Who will pay when the lawsuits begin? Some metro area attorneys say families of the I-35W bridge victims have approached them about filing lawsuits. Whether victims can obtain compensation will depend largely on which entity is found to be at fault for the bridge's failure.6:40 a.m.
Drought is straining trees in Minneapolis Despite recent rains, trees are still suffering from the drought in the region. MPR's Cathy Wurzer talked with the city forester from Minneapolis about how his department is trying to keep the trees healthy.7:50 a.m.
Meet the lyricist Meet Stephen Burt, our poet turned lyricist, who wrote the words for our Songs from Scratch project.7:55 a.m.
National Public Radio Stories
Greek Island of Crete Suffers Intense Heat, Drought
Scorching temperatures plagued Crete this summer, bringing wildfires, water shortages and electricity blackouts. It's a first-hand lesson in how a slight shift in weather patters can cause big problems, turning parts of the island into desert.
Further Under the Radar: More Books Not to Miss
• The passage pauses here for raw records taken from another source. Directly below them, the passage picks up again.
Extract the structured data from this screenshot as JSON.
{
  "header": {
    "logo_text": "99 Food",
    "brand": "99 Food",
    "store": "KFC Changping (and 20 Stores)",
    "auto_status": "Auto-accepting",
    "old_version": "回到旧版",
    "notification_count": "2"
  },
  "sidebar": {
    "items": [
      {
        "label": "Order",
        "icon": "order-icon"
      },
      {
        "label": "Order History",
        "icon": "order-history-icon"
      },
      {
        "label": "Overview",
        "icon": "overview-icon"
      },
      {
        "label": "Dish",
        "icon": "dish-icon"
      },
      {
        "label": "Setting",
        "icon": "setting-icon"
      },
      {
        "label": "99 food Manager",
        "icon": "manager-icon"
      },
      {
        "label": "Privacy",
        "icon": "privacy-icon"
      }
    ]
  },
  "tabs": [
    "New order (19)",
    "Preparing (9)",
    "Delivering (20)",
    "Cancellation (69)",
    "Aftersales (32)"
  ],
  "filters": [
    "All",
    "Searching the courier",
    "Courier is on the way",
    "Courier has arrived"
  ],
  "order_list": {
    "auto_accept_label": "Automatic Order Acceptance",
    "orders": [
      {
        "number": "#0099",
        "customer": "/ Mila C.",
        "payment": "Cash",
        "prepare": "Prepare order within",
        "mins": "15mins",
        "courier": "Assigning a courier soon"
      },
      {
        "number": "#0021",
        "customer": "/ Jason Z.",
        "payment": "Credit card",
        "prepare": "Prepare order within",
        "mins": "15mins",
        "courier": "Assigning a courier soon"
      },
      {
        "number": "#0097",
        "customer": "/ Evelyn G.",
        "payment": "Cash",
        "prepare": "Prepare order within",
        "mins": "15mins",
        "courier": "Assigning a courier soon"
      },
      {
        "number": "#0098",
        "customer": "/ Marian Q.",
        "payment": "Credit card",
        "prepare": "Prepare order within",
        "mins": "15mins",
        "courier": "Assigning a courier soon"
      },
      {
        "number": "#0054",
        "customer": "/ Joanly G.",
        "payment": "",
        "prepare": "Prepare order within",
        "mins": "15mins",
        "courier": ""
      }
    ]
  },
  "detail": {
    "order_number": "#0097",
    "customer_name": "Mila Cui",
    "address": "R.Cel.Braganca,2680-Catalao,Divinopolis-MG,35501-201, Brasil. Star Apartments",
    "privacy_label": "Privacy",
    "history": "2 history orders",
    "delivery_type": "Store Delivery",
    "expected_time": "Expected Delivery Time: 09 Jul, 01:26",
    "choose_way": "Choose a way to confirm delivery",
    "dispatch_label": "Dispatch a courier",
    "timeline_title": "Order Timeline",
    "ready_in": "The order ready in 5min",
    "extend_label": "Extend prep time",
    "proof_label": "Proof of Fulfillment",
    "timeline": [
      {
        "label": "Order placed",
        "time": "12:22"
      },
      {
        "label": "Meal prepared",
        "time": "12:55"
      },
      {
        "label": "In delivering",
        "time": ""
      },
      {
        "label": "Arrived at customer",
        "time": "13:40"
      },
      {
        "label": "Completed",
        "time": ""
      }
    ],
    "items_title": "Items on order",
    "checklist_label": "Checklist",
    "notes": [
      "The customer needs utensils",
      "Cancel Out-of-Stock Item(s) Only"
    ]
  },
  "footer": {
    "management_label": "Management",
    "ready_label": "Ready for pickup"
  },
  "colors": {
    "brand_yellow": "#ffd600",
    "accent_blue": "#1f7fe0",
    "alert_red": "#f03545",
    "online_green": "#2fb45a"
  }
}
In May, Seattle librarian Nancy Pearl pored through her shelves and pulled down several books that she said are read by a few but deserve wider attention. Well, there are more where they came from. Pearl is back with another armload of what she calls "under-the-radar" books.
A Former Navy SEAL Questions Rules of War
In June 2005, Marcus Luttrell and three of his fellow Navy SEALs set off on a mission in the mountains of Afghanistan. Luttrell's team was ambushed by the Taliban, leaving him the sole survivor. He says the rules of war often get in the way of success on the battlefield.
NASA Weighs Fixing Shuttle Endeavour's Tiles
NASA is trying to decide whether astronauts need to repair a small gash on the belly of space shuttle Endeavour. NASA says a piece of foam that fell off during the launch may be what is responsible for a small but deep cut in the craft's underbelly. Scientists are grappling with whether to repair the gash.
Utah Mine Rescue Tests Hope
Rescuers at work for a week since six miners were trapped in a coal mine collapse in Utah still don't know the location or condition of the men. That is challenging the sense of hope in Huntington, Utah. They are set to drill a third hole into the mine.
Padilla Case Set for Closing Arguments
Closing arguments begin in the trial of Jose Padilla, who is charged with plotting to set off a radioactive dirty bomb in the U.S. But after the three-month trial, prosecutors have unfolded a case in which Padilla plays a marginal role.
Pakistan to Celebrate 60 Years of Independence
Carved out of what was once the "jewel in the crown" of the British Empire, colonial India was partitioned into an independent, Hindu-dominated India and an independent, Muslim-dominated Pakistan. Pakistan is often described as a key ally in America's war against terrorism.
Political Strategist Karl Rove Resigns
Karl Rove, President Bush's close friend and chief political strategist, plans to leave the White House at the end of August. A longtime member of Bush's inner circle, Rove was nicknamed "the architect" by the president for designing the strategy that twice won him the White House.
Merv Griffin Dies at 82
Entertainer and businessman Merv Griffin, who created two of TV's longest-running game shows — Jeopardy and Wheel of Fortune — died Sunday after a recurring bout with cancer. He was 82. He spent decades in front of the camera with the Merv Griffin Show.
Investors Hope for Interest Rate Cut
Wall Street starts the week focused on credit problems — there is a fear that credit woes could spread beyond banks to the overall economy. Major U.S. stock indexes ended last week higher, after the Federal Reserve injected $38 billion into the banking system. But investors say that's not enough.